I agree we need to be patient in case of failure. We also need to have patience in trying period. When people become patient, it shows their endurance. It shows their maturity. They have focused on efforts and not much on expectations. I also feel, that only having patience without introspecting is not good. We need to change ourselves as per the need.
Being patience also shows the determination to do more and achieve more. And that is the power that makes people different.
How much patience we should have is based on limitation of our efforts and expectations. When we have expectation beyond our reach, then having patience is good. We need know what we know, and we should also know, what we do not know.
Thanks Dr. Gupta. Focus on effort and not much on expectation. That speaks to me. The outcome may not be what you want. But patience thinks about what to do next rather than focusing on the disappointment.
Hmmphh … I needed this kick in the a$$ today. This is my Achilles heel and has been for years … I agree with Shane – this should get better with time. I am off to demonstrate some vulnerability this afternoon and examine ‘who I need to be’ with an individual team mate this afternoon. This is tough … not to drink from the cup of mediocrity and be patient — a balancing act indeed.
Thanks Dan for your post, food for thought as always. I very much enjoy reading these!
How much patience is too much?
Very good question as patience is hard to have when the clock is ticking and the work load isn’t showing any signs of slowing down.
I have found lately, in my efforts to invest in people less experienced, or give those above me the benefit of the doubt I sometimes find myself being taken advantage of! I don’t want to lower my work ethic, helpfulness or patience but at the same time I don’t want to become subservient . Lately I have found myself having to push myself out if my comfort zone and politely say “no” in a fashion. The flip side of being too patient can seem to give permission for laziness in others…
Eleni, I have the same balancing act you are describing. I constantly have to tell myself to have good customer service, be understanding and be patient, and … don’t let anyone run you over!
Absolute love this post. I myself experienced much ‘impatient’ moments whilst heading a Marketing and PR department of a luxury brand. Laying it out makes it easier for us to understand how to control and the benefits of doing so to become a better leader. If you don’t mind, I’d love to post a referral of this article on my blog too 🙂 http://www.gradroute.com Cheers.
It seems that patience is most often applied as a coping mechanism only after one’s initial expectations have not been achieved. It would seem then that when we find ourselves in a position that demands the exercise of patience, we should re-examine the process, paradigms, or circumstances we used to create these expectations.
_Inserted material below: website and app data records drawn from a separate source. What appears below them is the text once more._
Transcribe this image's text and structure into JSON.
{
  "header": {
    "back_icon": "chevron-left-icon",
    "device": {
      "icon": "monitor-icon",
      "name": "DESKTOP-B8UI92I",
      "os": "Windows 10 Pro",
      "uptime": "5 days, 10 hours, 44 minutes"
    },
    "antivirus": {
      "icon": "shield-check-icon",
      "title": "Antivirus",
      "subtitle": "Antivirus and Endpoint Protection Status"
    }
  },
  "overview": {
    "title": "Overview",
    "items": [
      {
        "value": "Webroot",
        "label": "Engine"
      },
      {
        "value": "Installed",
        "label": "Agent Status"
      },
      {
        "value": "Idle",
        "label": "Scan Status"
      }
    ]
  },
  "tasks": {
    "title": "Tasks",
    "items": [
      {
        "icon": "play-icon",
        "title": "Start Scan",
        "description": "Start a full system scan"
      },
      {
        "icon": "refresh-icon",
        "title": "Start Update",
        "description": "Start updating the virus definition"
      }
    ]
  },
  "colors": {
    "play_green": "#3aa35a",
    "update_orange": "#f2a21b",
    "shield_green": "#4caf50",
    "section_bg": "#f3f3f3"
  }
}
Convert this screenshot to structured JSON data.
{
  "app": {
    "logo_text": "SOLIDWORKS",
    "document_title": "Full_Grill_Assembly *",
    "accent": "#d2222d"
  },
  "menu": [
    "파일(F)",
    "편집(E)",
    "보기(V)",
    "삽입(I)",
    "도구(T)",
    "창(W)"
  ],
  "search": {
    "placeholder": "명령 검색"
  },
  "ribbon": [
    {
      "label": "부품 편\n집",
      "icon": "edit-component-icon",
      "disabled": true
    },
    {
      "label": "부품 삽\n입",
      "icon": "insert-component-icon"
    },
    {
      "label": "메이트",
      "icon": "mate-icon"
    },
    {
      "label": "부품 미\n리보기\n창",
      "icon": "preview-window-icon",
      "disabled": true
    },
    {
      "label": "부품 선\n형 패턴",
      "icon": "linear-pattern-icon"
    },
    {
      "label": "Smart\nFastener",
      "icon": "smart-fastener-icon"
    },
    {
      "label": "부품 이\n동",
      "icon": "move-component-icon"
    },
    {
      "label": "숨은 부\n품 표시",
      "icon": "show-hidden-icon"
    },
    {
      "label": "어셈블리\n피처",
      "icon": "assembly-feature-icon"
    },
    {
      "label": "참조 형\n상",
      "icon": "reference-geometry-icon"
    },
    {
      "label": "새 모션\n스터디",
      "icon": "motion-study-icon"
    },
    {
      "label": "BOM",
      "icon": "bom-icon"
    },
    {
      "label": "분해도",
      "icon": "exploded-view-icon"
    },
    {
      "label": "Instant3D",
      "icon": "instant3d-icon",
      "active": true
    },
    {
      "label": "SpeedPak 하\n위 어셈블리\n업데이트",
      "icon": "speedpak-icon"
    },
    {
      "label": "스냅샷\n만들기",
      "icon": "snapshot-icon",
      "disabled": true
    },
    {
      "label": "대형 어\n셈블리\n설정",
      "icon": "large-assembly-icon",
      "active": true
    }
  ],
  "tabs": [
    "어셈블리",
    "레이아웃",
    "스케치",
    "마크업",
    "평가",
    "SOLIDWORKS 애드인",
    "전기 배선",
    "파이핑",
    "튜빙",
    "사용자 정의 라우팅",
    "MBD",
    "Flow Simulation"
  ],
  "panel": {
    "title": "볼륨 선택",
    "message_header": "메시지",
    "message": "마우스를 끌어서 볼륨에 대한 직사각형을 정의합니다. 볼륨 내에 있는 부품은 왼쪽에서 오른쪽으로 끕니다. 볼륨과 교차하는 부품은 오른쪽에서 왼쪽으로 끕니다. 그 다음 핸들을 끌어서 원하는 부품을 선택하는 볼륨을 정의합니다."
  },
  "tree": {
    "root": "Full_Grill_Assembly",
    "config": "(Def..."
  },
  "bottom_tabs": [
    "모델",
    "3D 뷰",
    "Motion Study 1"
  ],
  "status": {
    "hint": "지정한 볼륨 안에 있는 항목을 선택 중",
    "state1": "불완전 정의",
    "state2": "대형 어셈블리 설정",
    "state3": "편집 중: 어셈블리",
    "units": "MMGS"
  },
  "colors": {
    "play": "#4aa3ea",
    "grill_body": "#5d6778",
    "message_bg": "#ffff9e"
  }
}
Without changing these are we not inviting ourselves to experience more opportunities with patience in the future.
The “Patience is not” section pulls out the key differences between patience and the “Avoidance and Neglect” leadership that some might practice. And this is an important distinction that Ken Blanchard discusses in the “One Minute Manager”. I would say it is an engaged patience as opposed to a absentee leadership.